RFID tags can also be quite large. The semipassive RFID tag used in the FastLane and E-ZPass electronic toll collection systems is the size of a paperback book and includes an antenna and a five-year battery. The battery gives the system a longer read range and also makes reads more reliable—at least until the battery dies. In practice, the instrumented toll crossings have a large light that flashes green if the tag is read successfully, red if no tag is detected, and amber or yellow if the tag cannot be read properly. When the light flashes amber, the driver is supposed to call the program’s administrator and arrange to have the tag sent in for service.

RFID tags can be promiscuous, in which case they will communicate with any reader. Alternatively, they can be secure, requiring that the reader provide a password or other kind of authentication credential before the tags respond. The vast majority of RFID tags that have been deployed are promiscuous. Not only are these tags cheaper, but the systems also are much easier to manage. Systems that employ passwords or encryption codes require that the codes be distributed in advance and properly controlled. This is an exceedingly difficult management problem.

The simplest RFID chips contain only a serial number—think of this as a 64bit or 96-bit block of read-only storage. Although the serial number can be burned into the chip by the manufacturer, it is also common for the chips to be programmed in the field by the end user.
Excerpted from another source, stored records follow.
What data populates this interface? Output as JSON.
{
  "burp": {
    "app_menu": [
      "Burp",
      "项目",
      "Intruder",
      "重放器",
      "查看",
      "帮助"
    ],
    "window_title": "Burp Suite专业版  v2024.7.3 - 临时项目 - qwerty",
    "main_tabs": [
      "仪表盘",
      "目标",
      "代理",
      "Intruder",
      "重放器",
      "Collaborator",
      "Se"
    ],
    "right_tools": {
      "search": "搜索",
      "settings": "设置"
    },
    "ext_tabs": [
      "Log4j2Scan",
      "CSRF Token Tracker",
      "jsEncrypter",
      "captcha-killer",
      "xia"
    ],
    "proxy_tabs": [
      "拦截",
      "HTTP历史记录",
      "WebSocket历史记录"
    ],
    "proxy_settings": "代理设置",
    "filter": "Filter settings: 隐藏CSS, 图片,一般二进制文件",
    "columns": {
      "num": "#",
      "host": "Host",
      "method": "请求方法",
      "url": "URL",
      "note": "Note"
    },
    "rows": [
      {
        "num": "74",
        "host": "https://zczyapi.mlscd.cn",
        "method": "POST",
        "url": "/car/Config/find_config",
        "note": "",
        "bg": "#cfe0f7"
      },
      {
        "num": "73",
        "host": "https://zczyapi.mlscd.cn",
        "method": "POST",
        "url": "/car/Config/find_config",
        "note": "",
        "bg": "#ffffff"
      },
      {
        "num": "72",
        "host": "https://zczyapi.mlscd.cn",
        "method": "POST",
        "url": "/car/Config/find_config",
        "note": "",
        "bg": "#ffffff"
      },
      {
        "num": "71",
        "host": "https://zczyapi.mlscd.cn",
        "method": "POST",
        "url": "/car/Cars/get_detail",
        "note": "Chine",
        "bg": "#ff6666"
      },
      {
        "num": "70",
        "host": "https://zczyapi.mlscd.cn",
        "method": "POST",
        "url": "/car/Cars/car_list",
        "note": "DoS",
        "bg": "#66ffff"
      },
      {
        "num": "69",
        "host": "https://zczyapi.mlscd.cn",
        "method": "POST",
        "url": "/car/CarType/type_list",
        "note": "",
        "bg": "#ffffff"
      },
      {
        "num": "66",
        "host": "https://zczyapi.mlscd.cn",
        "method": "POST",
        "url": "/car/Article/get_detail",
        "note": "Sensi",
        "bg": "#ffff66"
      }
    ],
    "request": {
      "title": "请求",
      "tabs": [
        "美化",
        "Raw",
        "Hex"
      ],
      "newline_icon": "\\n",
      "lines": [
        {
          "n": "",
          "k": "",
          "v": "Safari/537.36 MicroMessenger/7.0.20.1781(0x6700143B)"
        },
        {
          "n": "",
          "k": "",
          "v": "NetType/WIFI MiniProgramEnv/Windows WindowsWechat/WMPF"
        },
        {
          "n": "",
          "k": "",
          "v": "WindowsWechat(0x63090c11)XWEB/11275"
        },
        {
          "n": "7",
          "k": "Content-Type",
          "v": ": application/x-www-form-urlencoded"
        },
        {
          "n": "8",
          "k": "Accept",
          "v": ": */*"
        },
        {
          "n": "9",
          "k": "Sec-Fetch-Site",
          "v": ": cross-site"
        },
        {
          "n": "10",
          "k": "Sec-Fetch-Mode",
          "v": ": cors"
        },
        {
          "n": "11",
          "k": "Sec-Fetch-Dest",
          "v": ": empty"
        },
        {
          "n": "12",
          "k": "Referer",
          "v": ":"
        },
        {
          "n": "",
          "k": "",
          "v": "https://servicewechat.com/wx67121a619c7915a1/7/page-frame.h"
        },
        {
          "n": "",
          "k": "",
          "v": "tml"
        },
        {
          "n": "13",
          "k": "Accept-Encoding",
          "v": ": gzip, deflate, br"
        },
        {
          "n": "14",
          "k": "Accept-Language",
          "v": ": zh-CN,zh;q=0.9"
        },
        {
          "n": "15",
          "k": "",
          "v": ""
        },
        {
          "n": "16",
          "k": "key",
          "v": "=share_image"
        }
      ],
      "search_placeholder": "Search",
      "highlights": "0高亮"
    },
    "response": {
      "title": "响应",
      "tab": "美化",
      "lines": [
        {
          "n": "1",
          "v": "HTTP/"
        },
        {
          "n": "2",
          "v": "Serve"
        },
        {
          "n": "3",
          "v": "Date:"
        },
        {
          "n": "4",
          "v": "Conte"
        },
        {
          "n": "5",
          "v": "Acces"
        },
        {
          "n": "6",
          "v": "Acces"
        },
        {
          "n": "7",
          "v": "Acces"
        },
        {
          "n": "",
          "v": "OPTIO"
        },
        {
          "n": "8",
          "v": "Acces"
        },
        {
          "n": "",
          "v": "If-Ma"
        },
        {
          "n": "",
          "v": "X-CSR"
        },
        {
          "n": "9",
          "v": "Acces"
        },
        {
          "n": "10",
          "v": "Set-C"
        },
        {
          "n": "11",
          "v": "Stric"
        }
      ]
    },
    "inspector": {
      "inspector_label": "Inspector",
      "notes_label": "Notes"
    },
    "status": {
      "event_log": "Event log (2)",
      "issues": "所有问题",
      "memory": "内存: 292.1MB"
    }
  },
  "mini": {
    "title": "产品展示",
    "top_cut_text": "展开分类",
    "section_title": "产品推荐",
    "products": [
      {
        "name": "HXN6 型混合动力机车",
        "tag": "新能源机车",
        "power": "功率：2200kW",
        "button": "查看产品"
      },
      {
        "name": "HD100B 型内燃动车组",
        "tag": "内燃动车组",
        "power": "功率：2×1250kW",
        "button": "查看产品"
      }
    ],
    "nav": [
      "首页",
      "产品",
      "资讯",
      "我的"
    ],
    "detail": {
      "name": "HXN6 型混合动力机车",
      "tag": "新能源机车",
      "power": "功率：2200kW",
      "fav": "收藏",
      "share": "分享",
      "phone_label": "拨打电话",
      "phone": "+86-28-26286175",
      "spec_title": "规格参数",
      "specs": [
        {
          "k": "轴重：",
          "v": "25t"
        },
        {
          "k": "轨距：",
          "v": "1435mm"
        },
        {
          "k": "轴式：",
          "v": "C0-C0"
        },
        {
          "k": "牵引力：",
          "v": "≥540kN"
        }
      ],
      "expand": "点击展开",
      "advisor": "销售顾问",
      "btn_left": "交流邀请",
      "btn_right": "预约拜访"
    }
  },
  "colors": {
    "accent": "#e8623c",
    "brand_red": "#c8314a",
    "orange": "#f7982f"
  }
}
Some chips will accept only a single serial number, while other chips allow the serial number to be changed after it is burned in. More sophisticated RFID chips can contain read-write memory that can be programmed by a reader. Chips can also have sensors, an example of which is an air pressure sensor to monitor the inflation of a tire. The chips might store the results of the sensor in a piece of read-write memory or simply report the sensor’s reading to the RFID reader. Chips can also have a selfdestruct, or “kill” feature. This is a special code that, when received by the chip, causes the chip to no longer respond to commands. For financial applications, the full capabilities of smart cards have been combined with the wireless protocols and passive powering used in RFID. The result is a class of high-capability RFID tags also called contactless smart cards.

RFID tags can interfere with each other. When multiple tags are present in a reader’s field, the reader may be unable to decipher the signals from the tags. For many applications, such as raising the gate in a parking lot, this is not a problem. The systems are optimized so that only one tag is within range at a time. However, for other applications, reading multiple tags at once is essential. For these applications, the tags need to support either an anticollision protocol or, more commonly, a singulation protocol. A singulation protocol allows a reader to determine that multiple tags are visible and to iterate through the tags, getting them to take turns responding so that each may be read without interference from the others.

Electronic Product Code (EPC) tags are a special kind of tag that follows the EPC standard developed by the MIT Auto-ID Center and is now managed by the trade organization EPCglobal. Sanjay Sarma, cofounder of the Auto-ID Center, discusses the history of the EPC standard in Chapter 3.

EPCglobal has defined a series of RFID tag “classes” and “generations” of RFID devices (see Tables 2.1 and 2.2).

Table 2.1 EPC RFID Classes

Table 2.2 EPC RFID Chip Generations